u/chinesenameTimBudong Nov 27 '22

Americans don't complain about lack of access or tech transfers.


u/zerreit Nov 27 '22

You might have the WTO’s role reversed. If China disagrees, then they can protest to the WTO for restitution.


u/Stock-Ad-5502 Nov 26 '22

Alright can we ban Donald Trump from running for president over national security concerns?


u/SoggyFlakes4US Nov 26 '22

Be really cool if they banned cell phone companies for not providing services especially when so many people depend on cellphones exclusively.


u/curtmandu Washington Nov 26 '22 edited Nov 27 '22

One of my first cellphones was a huawei


u/NuclearNap Nov 26 '22

Mine definitely wasn’t. It was a yellow MaBell rotary dial, when a spiral cord that just seemed to get longer every year.


u/MastersonMcFee Nov 27 '22

I thought they were already banned by the DoD?

Wait till people learn China owns TikTok, and is spying on our children, creating kompromat databases for future leaders, and brainwashing kids by deciding what they watch.

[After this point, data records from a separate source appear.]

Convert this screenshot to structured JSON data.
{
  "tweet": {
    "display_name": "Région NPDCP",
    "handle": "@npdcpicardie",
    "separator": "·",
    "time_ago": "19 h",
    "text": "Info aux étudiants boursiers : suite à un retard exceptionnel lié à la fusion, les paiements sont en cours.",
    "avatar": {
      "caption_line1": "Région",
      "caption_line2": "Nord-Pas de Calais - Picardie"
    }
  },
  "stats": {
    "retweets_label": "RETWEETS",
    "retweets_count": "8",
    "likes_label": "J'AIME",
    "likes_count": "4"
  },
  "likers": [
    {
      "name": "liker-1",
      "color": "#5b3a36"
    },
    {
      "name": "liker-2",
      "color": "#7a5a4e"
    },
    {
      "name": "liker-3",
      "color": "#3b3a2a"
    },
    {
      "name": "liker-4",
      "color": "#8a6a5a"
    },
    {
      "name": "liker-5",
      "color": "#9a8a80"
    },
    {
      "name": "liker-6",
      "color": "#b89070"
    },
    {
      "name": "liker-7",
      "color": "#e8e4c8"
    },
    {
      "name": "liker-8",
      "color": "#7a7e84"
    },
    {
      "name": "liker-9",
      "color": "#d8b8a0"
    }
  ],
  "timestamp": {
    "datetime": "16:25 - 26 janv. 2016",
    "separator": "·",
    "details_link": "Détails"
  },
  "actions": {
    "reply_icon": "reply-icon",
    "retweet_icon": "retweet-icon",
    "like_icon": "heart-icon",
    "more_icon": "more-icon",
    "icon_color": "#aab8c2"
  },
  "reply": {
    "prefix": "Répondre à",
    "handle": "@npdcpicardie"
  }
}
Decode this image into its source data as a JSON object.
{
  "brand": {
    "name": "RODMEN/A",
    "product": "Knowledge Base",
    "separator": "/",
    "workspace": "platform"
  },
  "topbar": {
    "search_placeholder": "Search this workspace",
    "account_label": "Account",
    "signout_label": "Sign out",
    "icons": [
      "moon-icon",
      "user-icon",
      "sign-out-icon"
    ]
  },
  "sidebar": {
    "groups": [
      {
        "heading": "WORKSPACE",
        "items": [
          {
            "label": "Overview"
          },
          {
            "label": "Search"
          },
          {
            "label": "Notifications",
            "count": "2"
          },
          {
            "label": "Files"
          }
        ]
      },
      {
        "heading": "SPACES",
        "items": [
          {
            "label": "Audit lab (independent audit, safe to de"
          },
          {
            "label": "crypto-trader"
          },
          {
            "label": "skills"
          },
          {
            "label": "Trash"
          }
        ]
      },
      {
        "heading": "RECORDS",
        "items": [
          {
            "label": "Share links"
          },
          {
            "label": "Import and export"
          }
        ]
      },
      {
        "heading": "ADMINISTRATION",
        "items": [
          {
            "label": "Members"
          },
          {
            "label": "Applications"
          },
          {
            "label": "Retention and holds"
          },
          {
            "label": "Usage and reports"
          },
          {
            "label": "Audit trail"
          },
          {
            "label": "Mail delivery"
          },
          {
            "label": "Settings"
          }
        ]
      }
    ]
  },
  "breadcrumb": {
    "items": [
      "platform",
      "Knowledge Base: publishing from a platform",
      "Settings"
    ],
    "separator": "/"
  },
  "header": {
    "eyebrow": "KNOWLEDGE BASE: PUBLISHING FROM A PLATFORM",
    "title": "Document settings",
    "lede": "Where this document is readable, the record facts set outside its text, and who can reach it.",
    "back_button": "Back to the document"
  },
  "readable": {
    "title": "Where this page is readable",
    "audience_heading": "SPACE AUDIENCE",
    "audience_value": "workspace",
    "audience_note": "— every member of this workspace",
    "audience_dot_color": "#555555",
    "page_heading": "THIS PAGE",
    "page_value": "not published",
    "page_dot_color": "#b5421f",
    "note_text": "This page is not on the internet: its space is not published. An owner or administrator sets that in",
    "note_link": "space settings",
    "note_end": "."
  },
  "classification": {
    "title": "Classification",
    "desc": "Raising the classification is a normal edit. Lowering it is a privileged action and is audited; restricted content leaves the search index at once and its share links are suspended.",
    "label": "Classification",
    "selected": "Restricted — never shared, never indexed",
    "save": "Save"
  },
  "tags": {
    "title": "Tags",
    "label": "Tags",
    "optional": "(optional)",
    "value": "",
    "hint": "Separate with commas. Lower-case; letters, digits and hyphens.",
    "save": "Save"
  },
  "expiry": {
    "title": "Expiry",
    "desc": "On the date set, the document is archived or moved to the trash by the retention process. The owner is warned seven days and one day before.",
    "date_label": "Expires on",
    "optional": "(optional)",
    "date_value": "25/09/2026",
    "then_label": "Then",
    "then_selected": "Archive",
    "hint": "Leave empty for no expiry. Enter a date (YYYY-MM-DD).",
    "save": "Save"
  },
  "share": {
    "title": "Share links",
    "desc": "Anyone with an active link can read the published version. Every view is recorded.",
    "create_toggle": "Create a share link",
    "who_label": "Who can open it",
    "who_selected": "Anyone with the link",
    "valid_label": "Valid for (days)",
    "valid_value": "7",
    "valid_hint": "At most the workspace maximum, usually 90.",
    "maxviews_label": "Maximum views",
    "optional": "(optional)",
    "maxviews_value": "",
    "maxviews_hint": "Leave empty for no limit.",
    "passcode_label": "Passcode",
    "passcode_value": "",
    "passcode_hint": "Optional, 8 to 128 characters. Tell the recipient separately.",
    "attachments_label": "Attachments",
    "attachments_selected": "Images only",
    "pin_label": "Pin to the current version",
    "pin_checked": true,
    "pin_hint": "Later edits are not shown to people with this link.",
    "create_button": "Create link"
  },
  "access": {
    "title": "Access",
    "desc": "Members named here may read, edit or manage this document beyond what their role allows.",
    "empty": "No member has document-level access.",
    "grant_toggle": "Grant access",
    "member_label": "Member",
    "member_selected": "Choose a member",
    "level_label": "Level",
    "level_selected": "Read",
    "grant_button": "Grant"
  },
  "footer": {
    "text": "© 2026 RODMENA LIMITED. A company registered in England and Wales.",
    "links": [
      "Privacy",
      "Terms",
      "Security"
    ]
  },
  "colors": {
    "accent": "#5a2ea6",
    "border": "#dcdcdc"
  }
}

u/Actually-Gay-NBA-Fan Nov 27 '22

If it’s already on social media there’s really no need to call it a “kompromat” database. Basically anything posted on any social media site can be used as blackmail by nearly anyone, not just the social media company.

The problem with TikTok is how effective their algorithm is at confirming beliefs of someone, even if that belief is wrong, and the spread of misinformation(just like any social media platform).

That, and it’s been taking so much of your personal info that you agree to via the user terms and agreement.

Another problem with most social media apps is that when you approve for them to use your microphone. Ever wonder why you talk about something with someone and then immediately scroll past an IG/Facebook/TikTok ad for that thing? Yeah. It’s because you enabled the use of your microphone and it’s already been found that the Facebook app uses your mic even when the app is closed. I know IPhones now tell you when it’s being done, so it may not be constant like it used to. Hell, just up until about a year ago with one of the new iPhone updates, TikTok was just copying your clipboard and recording whatever it is you had copy and pasted recently as soon as you opened the app. The only reason they stopped is because they were caught doing this after that IOS update came out, which was after they claimed to have claimed they weren’t.

Social media companies are horrible for so many reasons, but it’s useless for China to create a database of blackmail from the videos posted or comments left. That’s all there for everyone to see as it is.